Sharepoint beta gets Olympic tryout
The United States Olympic Committee used the beta of Sharepoint 2010 to power its press Web site during the Vancouver Games.
Although still in beta, the latest version of Sharepoint has already made it to the Olympics.
The United States Olympic Committee relied on the test version of Sharepoint 2010 to power the Web site used to deliver statistics, photos, news, and other information to the many journalists covering the Winter Games in Vancouver.
And the results, Microsoft says, were positive. A survey showed that 92 percent of the reporters said they found the site helpful--nearly half said very helpful--and almost three-quarters used the flash quotes (quotes gathered from athletes right after their performance or training) and press conference transcripts to help with coverage.
Sharepoint 2010, which has been in beta since last year, is due to be released in June, along with Office 2010.
There was also a big difference in the look of the site, as Microsoft gave the USOC PressBox a Silverlight makeover as part of the revamp.
The USOC site wasn't the only Olympic action for the Office 2010 beta. Microsoft also paid for two bloggers to cover the Games using various Office 2010 products as part of an Office Winter Games promotion.
For the early part of the Games, Microsoft sent Amber Johnson, a journalist-turned-mommy-blogger, to write about her experiences.
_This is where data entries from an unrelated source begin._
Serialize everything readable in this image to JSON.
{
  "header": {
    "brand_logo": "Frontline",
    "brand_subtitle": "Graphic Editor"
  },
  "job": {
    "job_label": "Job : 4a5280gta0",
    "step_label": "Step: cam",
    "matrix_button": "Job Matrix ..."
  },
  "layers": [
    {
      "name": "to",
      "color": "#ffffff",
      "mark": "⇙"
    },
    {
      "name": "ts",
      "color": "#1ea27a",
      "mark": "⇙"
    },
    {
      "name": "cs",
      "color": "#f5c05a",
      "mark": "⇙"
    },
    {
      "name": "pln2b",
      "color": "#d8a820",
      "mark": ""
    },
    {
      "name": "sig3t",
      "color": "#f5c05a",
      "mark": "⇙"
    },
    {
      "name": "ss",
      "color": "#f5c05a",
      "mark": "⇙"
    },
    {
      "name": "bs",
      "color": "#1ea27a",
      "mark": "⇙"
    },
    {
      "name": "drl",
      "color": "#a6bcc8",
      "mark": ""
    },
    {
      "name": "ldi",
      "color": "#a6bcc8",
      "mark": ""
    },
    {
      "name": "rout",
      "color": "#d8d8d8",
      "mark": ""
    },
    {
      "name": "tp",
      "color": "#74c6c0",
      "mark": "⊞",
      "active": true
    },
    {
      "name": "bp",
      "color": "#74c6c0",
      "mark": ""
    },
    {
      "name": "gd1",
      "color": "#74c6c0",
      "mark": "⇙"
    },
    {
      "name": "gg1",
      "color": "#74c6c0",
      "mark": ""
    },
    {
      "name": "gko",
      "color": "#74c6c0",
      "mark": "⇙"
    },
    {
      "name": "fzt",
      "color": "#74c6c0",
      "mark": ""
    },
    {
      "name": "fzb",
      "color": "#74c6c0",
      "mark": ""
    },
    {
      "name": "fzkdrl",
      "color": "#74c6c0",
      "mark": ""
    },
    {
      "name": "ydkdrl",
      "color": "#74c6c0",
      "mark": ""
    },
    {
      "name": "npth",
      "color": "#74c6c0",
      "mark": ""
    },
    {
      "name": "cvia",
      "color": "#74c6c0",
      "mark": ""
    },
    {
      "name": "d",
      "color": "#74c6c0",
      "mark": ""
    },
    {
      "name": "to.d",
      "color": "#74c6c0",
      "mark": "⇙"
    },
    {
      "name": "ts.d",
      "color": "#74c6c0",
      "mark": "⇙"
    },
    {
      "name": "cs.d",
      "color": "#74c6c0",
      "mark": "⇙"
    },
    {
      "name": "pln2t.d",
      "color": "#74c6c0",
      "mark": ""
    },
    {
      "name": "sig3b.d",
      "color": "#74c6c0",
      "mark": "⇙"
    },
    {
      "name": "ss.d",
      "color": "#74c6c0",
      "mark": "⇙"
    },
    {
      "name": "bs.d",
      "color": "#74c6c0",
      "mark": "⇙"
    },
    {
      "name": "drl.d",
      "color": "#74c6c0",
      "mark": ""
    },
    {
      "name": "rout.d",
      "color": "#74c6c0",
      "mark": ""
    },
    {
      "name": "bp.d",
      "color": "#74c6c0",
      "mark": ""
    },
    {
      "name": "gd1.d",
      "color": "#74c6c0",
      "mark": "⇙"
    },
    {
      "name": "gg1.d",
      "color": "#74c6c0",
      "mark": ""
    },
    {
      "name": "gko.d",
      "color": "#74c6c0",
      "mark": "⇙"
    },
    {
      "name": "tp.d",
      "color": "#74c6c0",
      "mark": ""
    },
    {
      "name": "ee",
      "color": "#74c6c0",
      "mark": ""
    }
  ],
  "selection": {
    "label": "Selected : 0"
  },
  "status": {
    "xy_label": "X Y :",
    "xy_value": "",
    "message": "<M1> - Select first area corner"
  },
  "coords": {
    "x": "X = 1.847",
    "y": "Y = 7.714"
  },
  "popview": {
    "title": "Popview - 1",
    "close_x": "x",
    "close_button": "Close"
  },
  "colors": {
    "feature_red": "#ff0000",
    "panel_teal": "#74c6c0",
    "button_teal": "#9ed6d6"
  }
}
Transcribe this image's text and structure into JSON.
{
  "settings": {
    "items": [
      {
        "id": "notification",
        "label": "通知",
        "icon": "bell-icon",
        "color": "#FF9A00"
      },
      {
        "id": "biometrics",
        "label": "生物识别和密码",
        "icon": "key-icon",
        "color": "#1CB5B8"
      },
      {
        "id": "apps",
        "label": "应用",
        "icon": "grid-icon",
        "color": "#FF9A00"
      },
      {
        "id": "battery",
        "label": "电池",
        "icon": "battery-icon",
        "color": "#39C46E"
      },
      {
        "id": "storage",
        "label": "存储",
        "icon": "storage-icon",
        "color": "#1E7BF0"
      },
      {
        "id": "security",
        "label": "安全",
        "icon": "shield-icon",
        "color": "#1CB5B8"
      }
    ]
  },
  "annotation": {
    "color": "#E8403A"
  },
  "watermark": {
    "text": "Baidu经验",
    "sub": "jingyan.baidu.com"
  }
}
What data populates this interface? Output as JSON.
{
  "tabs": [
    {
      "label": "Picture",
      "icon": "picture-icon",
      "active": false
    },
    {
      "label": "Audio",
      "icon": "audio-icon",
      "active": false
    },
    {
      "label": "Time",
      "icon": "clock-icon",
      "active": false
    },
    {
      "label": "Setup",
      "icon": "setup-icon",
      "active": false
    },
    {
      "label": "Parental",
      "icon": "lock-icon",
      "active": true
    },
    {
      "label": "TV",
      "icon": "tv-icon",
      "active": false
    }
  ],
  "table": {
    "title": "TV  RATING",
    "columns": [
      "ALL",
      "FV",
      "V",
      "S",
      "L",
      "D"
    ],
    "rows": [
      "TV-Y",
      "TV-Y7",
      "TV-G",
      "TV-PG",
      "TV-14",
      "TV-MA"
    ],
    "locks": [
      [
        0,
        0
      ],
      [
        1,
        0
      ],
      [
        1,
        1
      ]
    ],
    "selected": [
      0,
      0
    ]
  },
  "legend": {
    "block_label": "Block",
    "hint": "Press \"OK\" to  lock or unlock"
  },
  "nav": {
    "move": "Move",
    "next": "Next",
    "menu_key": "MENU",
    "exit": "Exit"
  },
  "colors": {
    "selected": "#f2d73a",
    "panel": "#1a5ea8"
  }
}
Johnson said one of her highlights was hanging out with former Olympic speed skater Bonnie Blair while watching current skating star Apollo Anton Ohno.
The hardest part for Johnson, she said, was finding Wi-Fi to upload her posts. "You would think that would be a given and it's not," Johnson said. "My entire reason for being here is blogging and tweeting."
Reporting on the second part of the Games for Microsoft was college student Dylan Derryberry.
Derryberry said that, as an aspiring journalist, covering the Olympics was a chance of a lifetime.
"Getting to use the latest technology from behind the scenes and (attempt) to hold my own against some of the greatest professional media members is a dream come true," he said.
And while it was fun to use Office 2010 and a Windows Mobile cell phone to report on the Games, Derryberry expects the technology to have changed again by the time he graduates.
"Journalism, like everything else in the modern world, is evolving fast and the technology being used and developed to enhance the profession is constantly changing," he said. "The things Microsoft has awarded me to report with are awesome and make the job a lot easier, but give it six months and something new will be out to better equip with. Just like the news, technology is changing fast and if you want to get by, you have to keep up."